Saturday, March 22, 2014

Lenten Project: Day Sixteen

There exists a confession fetish in the churches associated with Sovereign Grace Ministries. Every week in small group ("care group," they call it), it was always a competition to see who could outdo everyone else in confessing--but only the white sins, like pride. Never the heavy stuff, like suicide attempts.

When I talked openly about the urge to self harm, one of the pastors' wives eventually called me and we chatted. I vividly remember sitting on the grassy hill in my backyard, staring at the clouds while we talked. I also shredded many blades of grass during the conversation.

She gave me this advice to combat my severe depression and inner urges to kill myself: don't go on Facebook.  She said going on Facebook made her envious of other women's "perfect" lives and she got tempted to compare herself to them. When she avoided Facebook, she held on to her contentment.  Therefore, I ought to stay off Facebook so I wouldn't be discontent anymore. Since my friends on Facebook, constantly messaging me, checking on me, sending me Scripture and prayers, were all that were keeping me alive, I disregarded her advice.

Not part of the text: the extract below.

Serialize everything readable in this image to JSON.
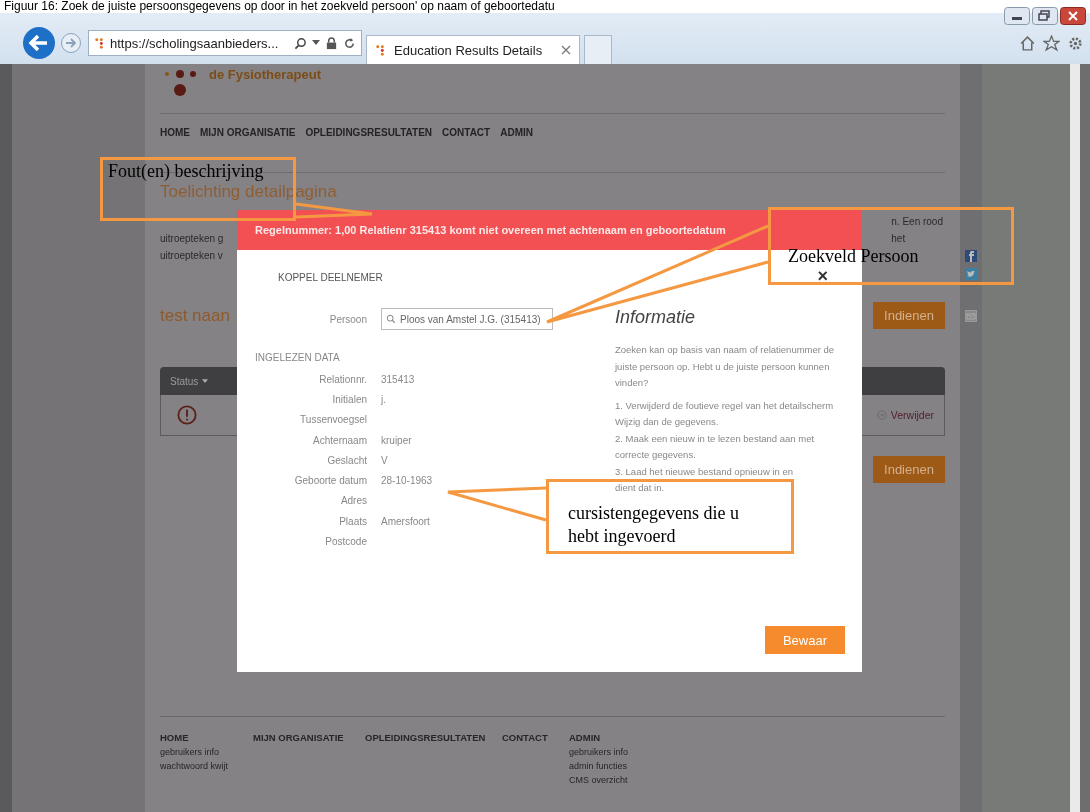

At Sovereign Grace churches, there's a lot of, "our church is so amazing," and, "I love my pastor," and not so much, "I love Jesus," or, "Christ alone."  The overwhelming pastor worship made me wary when we first joined. I knew, even back in 2006, that CJ Mahaney was bad news, but I figured going to that church for a while would be okay.

And it wasn't all terrible. When we weren't busy confessing various petty offenses to one another, my small group was engaged in loving one another beyond measure. They came to my house and had a work day, we all went to the lake and spent a day on the water, and we had really amazing Christmas parties.

But there was always this underlying loyalty to SGM, the kind that screams, "Don't question too much, or examine too closely."  It was a manic loyalty.  And even our devotion to one another in our small groups had the sheen of artificiality.  For me at least, there was little substance to those relationships.  Lots of confession, yes.  But beyond trying to be the first in the group to confess being prideful every meeting, we didn't really create spaces for deeper understandings of one another.  We also were discouraged from trying other small groups.  Everyone stayed in the one assigned, unless asked to move by the pastors.

I questioned too much. And openly. I'd frequently disagree with some point or other from a pastor's sermon. And some of the young men from the church would attempt to quiet me--after all, Sovereign Grace Ministries is a staunchly complimentarian, patriarchal place, so women should shut up and sit down. Having a theological opinion should be secondary to keeping my home and raising my family. And even then, it should be closely monitored and filtered by my head, my lord, my husband. All the women were encouraged to do was repost and share articles from the Gospel Coalition, Together for the Gospel, and other Sovereign Grace affiliated and approved groups. Commenting anything other than, "I totally agree," or, "This convicted me," was frowned upon for women.  Even sharing opinions and convictions in small group as a woman wasn't given respect or weight.

CJ Mahaney once told me that my son was my highest calling. That my service to God in the form of motherhood was the biggest, most important thing I could do for Christ. While motherhood is a beautiful vocation, it certainly isn't my (or anyone else's) highest calling. I'm not defined by my mothering.

On the whole, I'm mostly just glad I escaped SGM without too much damage. The potential for great harm was always pretty high and very visible. And it scared me, though I tried to ignore it. That culture if shame and guilt, wrapped up in a cloak of "grace," is heavy and unbiblical, and I'm still unlearning some of the habits and attitudes instilled in me during my time as a young, restless, and reformed charismatic.

If anything, I hope I have put off the demeanor of haughtiness I wore so completely while I was a SGM devotee. I'v realised and embraced the fact that I don't have all the answers.  And maybe (probably) my church and pastor doesn't either.  And that's okay.